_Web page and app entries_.
§

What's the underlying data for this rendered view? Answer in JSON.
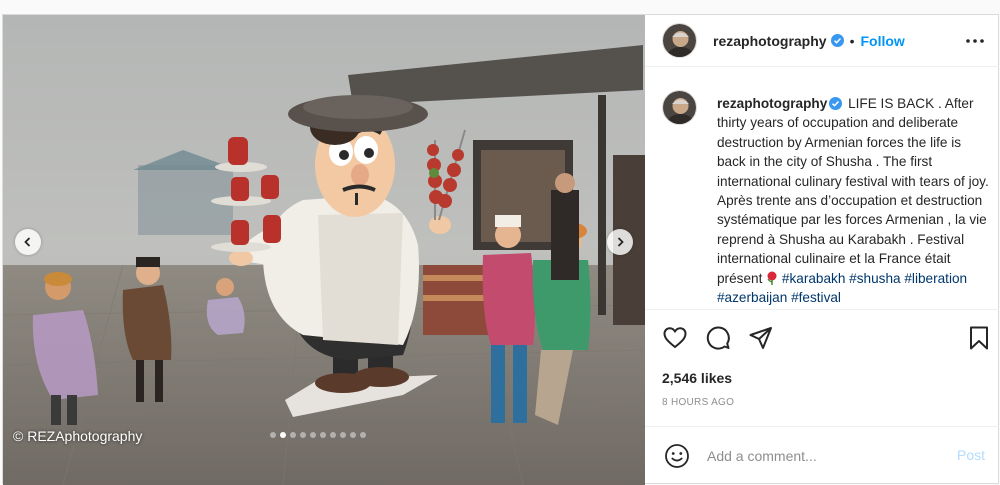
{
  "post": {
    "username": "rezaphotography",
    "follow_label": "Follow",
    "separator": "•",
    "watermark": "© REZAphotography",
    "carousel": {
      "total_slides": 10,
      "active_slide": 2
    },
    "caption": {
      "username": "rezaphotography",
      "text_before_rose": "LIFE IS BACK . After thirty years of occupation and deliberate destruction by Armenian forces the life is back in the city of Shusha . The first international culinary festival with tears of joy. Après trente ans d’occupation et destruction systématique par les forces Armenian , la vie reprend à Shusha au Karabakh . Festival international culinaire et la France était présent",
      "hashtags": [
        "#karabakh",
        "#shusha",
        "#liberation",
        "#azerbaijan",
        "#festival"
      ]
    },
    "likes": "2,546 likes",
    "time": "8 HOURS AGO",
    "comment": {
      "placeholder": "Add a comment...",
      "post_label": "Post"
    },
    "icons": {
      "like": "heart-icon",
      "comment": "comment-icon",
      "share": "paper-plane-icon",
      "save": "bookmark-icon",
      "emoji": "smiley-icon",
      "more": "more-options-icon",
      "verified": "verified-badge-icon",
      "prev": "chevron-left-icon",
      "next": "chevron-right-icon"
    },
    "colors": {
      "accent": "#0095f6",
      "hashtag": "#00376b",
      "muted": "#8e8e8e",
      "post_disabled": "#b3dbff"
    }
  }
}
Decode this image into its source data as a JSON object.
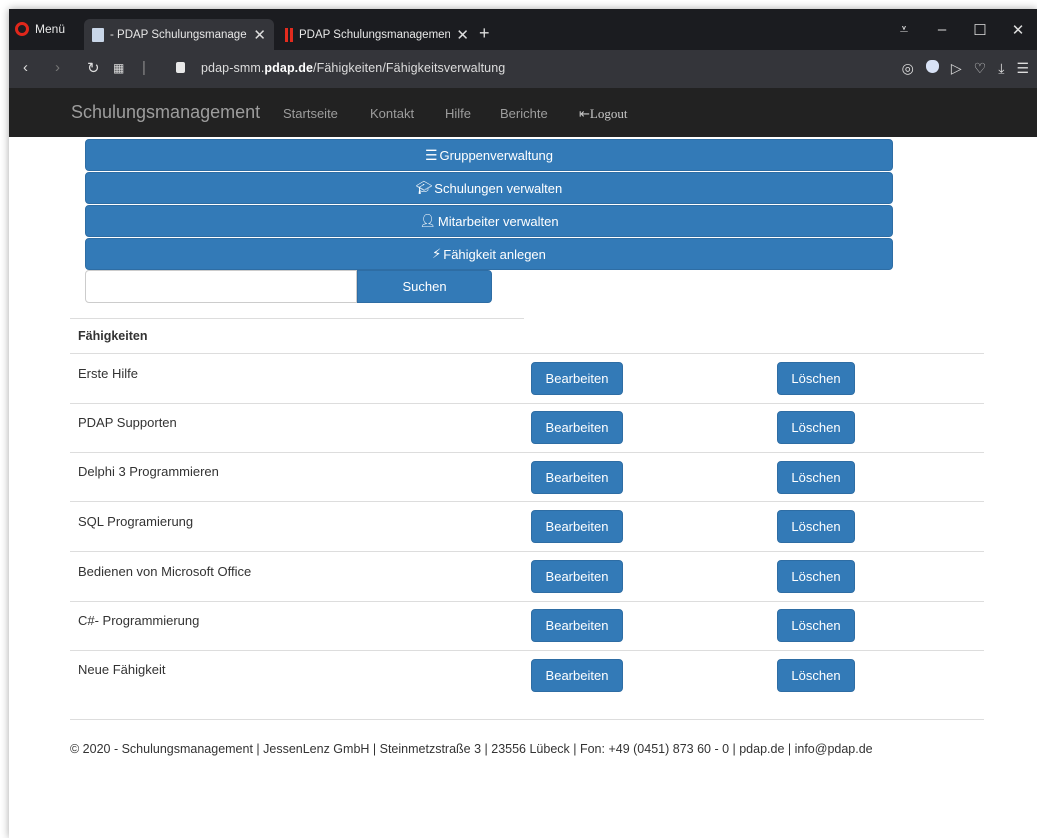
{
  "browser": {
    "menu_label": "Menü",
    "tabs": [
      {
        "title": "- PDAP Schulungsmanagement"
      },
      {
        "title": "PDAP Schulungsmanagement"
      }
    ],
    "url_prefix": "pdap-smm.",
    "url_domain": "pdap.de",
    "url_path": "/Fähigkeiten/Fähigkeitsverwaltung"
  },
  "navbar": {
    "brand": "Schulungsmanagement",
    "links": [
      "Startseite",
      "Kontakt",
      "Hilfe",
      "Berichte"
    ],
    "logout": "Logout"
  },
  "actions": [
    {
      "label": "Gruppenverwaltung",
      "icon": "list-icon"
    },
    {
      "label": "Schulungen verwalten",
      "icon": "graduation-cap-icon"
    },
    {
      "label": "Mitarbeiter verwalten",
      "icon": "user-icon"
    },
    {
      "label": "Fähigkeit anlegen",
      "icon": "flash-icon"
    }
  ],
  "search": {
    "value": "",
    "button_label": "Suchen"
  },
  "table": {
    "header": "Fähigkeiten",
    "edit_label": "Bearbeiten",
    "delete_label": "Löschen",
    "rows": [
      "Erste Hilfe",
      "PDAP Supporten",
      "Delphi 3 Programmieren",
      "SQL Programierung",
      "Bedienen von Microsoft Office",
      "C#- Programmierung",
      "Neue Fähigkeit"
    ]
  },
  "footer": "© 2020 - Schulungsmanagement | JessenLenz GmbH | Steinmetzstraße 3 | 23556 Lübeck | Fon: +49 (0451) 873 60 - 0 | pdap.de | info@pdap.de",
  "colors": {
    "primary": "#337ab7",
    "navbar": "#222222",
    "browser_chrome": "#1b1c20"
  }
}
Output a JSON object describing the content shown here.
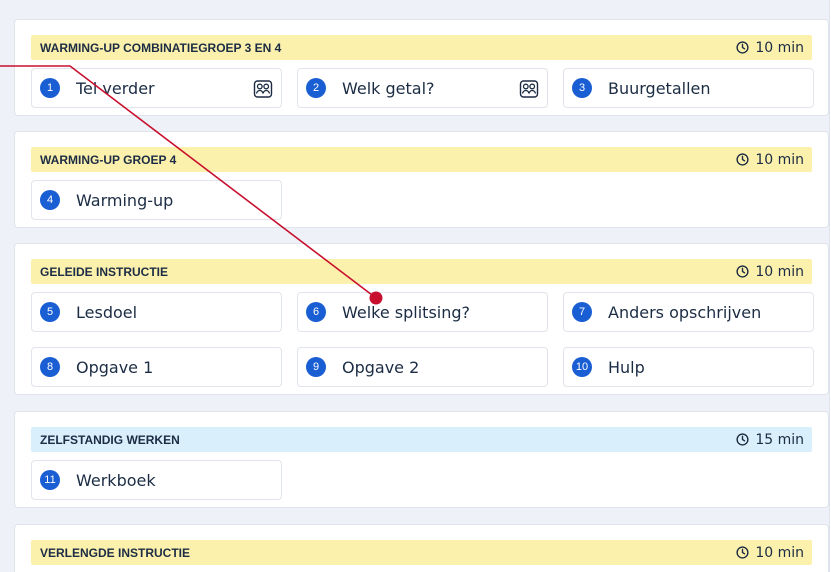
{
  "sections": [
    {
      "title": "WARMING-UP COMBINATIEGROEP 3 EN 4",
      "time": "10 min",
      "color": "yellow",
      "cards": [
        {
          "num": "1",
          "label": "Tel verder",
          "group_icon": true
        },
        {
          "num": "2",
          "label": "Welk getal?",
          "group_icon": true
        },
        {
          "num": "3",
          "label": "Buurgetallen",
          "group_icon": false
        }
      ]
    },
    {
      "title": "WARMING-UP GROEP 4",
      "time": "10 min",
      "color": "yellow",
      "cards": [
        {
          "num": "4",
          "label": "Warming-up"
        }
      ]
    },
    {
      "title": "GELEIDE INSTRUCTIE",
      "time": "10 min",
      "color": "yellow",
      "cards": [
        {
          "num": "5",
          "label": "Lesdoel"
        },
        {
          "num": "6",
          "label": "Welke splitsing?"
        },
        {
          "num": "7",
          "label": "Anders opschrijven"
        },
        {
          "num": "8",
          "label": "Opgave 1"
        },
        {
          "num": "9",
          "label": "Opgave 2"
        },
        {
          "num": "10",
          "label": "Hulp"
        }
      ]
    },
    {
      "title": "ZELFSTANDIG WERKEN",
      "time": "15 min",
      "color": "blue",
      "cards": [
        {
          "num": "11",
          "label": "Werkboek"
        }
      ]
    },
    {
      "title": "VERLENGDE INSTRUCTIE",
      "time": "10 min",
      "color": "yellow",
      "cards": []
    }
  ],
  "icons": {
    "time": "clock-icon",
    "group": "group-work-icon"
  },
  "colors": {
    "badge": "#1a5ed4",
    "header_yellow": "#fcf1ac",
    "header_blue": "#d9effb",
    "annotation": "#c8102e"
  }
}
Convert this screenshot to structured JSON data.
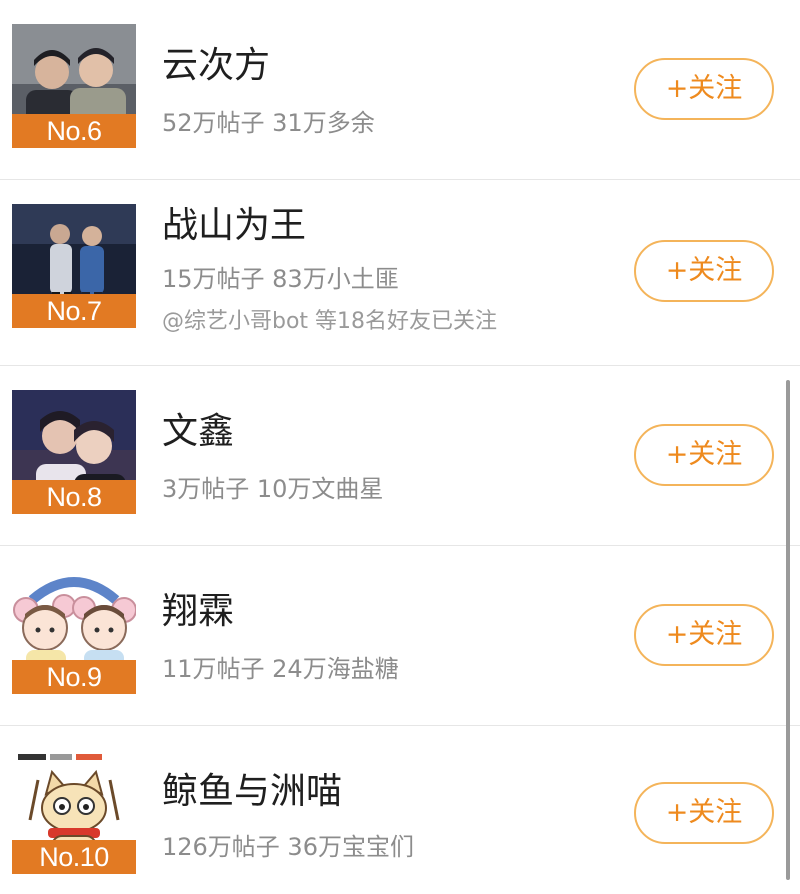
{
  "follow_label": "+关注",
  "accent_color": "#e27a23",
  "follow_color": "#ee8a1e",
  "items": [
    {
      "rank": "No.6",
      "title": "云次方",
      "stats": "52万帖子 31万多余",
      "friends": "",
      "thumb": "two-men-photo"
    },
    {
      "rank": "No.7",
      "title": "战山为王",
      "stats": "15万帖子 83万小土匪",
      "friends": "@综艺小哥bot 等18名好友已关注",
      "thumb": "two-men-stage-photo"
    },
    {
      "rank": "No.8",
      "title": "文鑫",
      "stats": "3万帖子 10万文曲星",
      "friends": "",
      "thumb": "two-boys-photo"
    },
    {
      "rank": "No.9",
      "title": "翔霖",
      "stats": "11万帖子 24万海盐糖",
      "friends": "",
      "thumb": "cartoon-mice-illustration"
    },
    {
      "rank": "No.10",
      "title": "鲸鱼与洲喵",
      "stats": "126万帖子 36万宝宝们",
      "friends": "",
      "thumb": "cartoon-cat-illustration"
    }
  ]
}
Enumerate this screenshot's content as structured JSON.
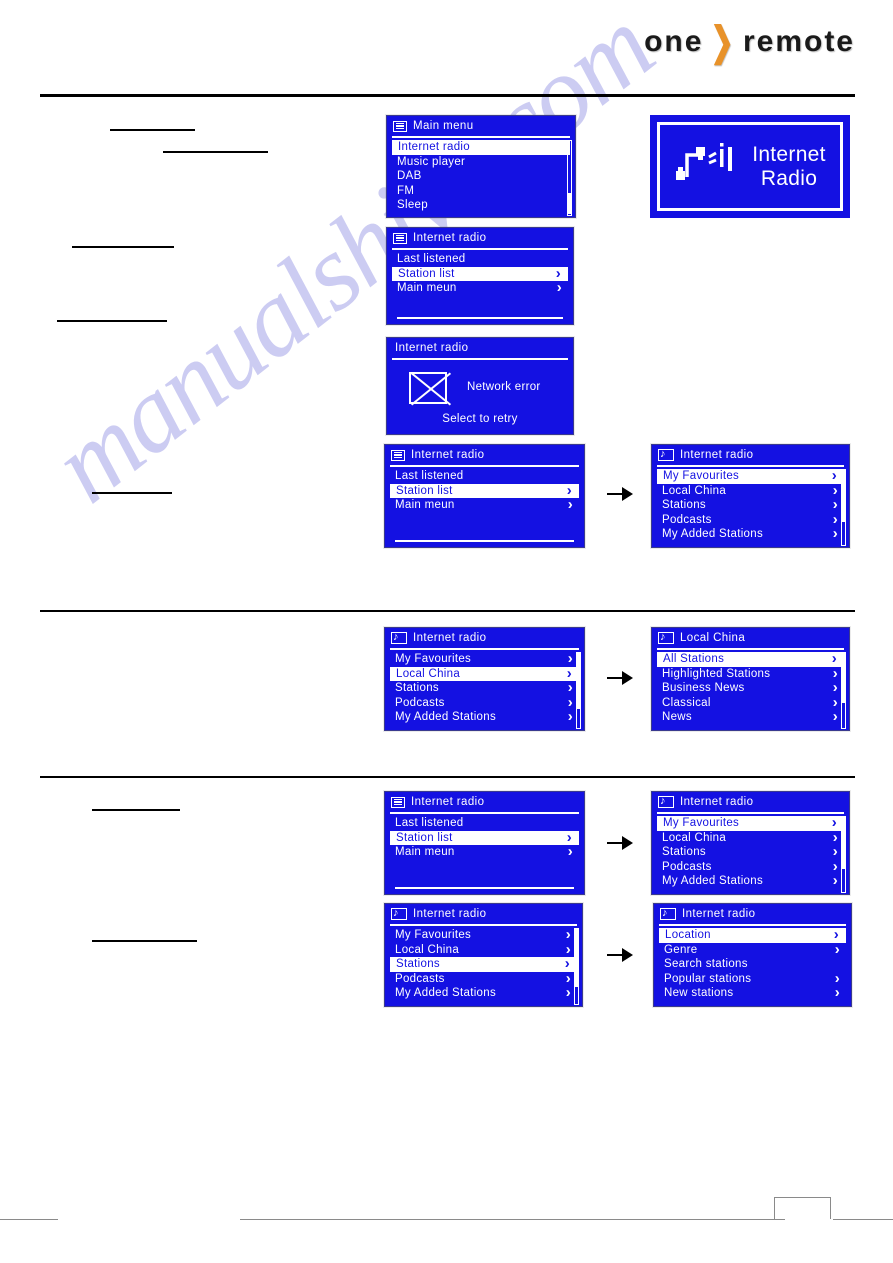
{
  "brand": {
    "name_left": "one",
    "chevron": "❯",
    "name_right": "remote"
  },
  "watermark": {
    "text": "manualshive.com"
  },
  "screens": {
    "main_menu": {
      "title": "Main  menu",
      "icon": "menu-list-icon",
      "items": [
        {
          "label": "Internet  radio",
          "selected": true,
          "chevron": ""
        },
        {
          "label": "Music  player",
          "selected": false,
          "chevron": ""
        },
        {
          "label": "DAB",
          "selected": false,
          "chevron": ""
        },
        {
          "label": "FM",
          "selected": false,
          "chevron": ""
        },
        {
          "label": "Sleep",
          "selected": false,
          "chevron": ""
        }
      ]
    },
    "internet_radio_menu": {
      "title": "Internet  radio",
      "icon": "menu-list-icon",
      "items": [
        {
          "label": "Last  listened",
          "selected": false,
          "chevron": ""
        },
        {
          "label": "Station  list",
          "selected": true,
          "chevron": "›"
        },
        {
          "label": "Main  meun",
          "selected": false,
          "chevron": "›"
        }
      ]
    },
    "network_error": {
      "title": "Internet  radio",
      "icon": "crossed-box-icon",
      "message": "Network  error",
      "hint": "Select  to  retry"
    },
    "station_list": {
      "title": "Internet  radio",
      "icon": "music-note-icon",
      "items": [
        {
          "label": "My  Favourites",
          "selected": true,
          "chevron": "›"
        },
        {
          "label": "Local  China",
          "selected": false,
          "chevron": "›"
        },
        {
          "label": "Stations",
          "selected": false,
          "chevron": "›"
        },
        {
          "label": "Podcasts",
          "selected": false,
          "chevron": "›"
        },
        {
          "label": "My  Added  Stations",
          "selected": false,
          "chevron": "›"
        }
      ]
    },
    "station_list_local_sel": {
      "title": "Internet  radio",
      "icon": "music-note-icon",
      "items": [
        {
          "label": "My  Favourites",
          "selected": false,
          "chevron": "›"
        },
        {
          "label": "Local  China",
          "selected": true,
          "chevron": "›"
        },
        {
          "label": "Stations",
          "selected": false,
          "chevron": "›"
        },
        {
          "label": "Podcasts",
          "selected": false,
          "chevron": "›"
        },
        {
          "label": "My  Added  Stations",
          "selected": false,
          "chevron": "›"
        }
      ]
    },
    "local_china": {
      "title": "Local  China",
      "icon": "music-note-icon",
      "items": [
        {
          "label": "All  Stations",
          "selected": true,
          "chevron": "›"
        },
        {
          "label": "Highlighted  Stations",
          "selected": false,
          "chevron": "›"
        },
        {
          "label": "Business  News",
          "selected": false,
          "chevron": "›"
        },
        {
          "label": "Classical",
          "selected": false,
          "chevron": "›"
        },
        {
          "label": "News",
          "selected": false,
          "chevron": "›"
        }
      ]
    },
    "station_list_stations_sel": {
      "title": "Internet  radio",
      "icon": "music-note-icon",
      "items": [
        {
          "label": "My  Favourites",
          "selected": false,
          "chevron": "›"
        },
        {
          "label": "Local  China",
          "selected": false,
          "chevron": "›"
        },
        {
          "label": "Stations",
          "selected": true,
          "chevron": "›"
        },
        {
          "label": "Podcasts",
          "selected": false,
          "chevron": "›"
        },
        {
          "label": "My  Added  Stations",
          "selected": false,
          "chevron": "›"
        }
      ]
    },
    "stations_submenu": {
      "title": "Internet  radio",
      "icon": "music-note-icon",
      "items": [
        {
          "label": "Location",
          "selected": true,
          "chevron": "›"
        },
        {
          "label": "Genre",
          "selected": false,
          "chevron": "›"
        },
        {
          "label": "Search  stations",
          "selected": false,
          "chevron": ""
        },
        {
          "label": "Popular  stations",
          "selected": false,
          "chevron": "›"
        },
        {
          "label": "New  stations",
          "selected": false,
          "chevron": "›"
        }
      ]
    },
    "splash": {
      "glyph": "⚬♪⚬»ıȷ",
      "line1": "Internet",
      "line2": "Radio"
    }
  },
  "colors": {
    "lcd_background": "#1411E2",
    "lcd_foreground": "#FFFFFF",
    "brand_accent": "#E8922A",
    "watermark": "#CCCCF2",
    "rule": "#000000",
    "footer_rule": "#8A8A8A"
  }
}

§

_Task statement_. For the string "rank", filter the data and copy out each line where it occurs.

_Final answer_.
      "rank": "No.6",
      "rank": "No.7",
      "rank": "No.8",
      "rank": "No.9",
      "rank": "No.10",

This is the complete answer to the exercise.